By Cyrus Moulton
Lynn’s downtown has long been known for its restaurant scene—offering delectable food from a $27 steak at The Blue Ox to a $1.75 steak taco at Tacos Lupita. Adding Rossetti Restaurant, R.F. O’Sullivan’s and White Rose in more recent years to these pioneers, in addition to stalwarts such as Brothers Deli and the Capitol Diner, has made downtown Lynn a foodie destination for breakfast, lunch and dinner.
And with a full belly, visitors can attend regular theater events with the Arts After Hours theater company and concerts at the Lynn Memorial Auditorium to continue their downtown experience.
Now, increasingly, there are options for downtown residents; not just visitors. Forty-nine market rate residences are planned for the historic flatiron building on Central Avenue, while a pizza/craft beer joint and upscale coffee shop are planned for the street level of the $11-million project, according to an October announcement. The project is expected to be complete by April 2017.
The Town of Saugus has meanwhile received a $10,000 grant from the Massachusetts Downtown Initiative to help revitalize Cliftondale Square as a destination downtown.
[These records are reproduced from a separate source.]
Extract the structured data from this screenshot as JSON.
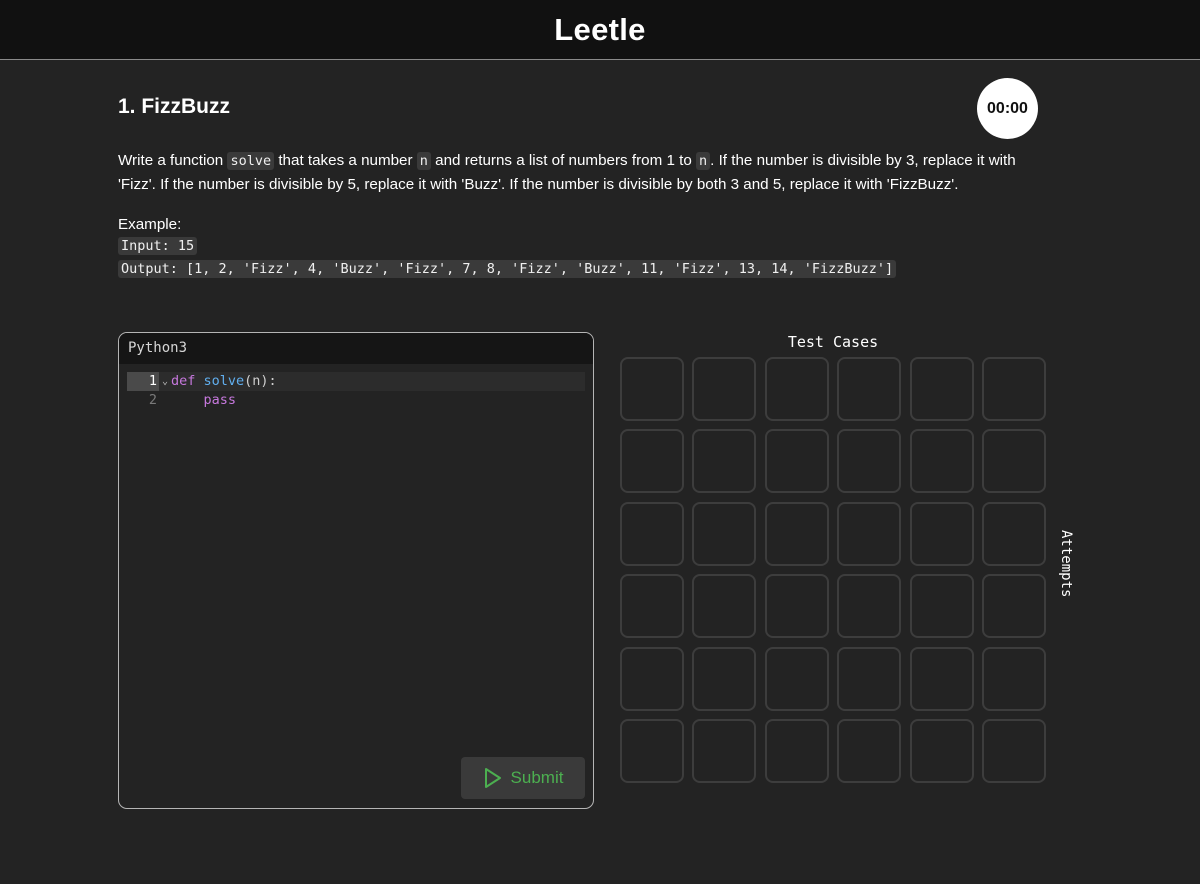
{
  "header": {
    "logo": "Leetle"
  },
  "problem": {
    "title": "1. FizzBuzz",
    "timer": "00:00",
    "desc_parts": [
      "Write a function ",
      "solve",
      " that takes a number ",
      "n",
      " and returns a list of numbers from 1 to ",
      "n",
      ". If the number is divisible by 3, replace it with 'Fizz'. If the number is divisible by 5, replace it with 'Buzz'. If the number is divisible by both 3 and 5, replace it with 'FizzBuzz'."
    ],
    "example_label": "Example:",
    "example_input": "Input: 15",
    "example_output": "Output: [1, 2, 'Fizz', 4, 'Buzz', 'Fizz', 7, 8, 'Fizz', 'Buzz', 11, 'Fizz', 13, 14, 'FizzBuzz']"
  },
  "editor": {
    "language": "Python3",
    "lines": [
      {
        "number": "1",
        "tokens": [
          [
            "kw",
            "def"
          ],
          [
            "pn",
            " "
          ],
          [
            "fn",
            "solve"
          ],
          [
            "pn",
            "(n):"
          ]
        ]
      },
      {
        "number": "2",
        "tokens": [
          [
            "pn",
            "    "
          ],
          [
            "kw",
            "pass"
          ]
        ]
      }
    ],
    "submit_label": "Submit",
    "colors": {
      "submit": "#4caf50",
      "keyword": "#c678dd",
      "function": "#61afef"
    }
  },
  "tests": {
    "title": "Test Cases",
    "rows": 6,
    "cols": 6,
    "side_label": "Attempts"
  }
}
The money will identify sustainable businesses as part of a market study and analysis of the square, which is at the rotary intersection of Essex and Jackson Streets and Lincoln Avenue.
Like many New England country towns, Lynnfield’s “downtown” might be perhaps better described as the center of town, where a 1714 Meeting House, the Centre Congregational Church and the town library overlook a Town Common and Old Burying Ground.
But change is coming. Like many New England buildings, the library has been added onto over the years as the town grew. Originally a schoolhouse dating to 1856, additions in 1959 and 1967 and 1991 added roughly 8,600 square feet to the building and added an elevator.
But Library Director Holly Mercer said a new building is needed to provide “21st-century library services.”
Last spring, Town Meeting overwhelmingly approved submitting a grant to seek state funding for a new library. This October, Town Meeting approved a transfer of land on the edge of Reedy Meadow Golf Course Summer Street, about one-third of a mile from the current site, for the new library. The grant will be submitted in January and seeks 40 to 60 percent of costs, which Mercer said have yet to be determined.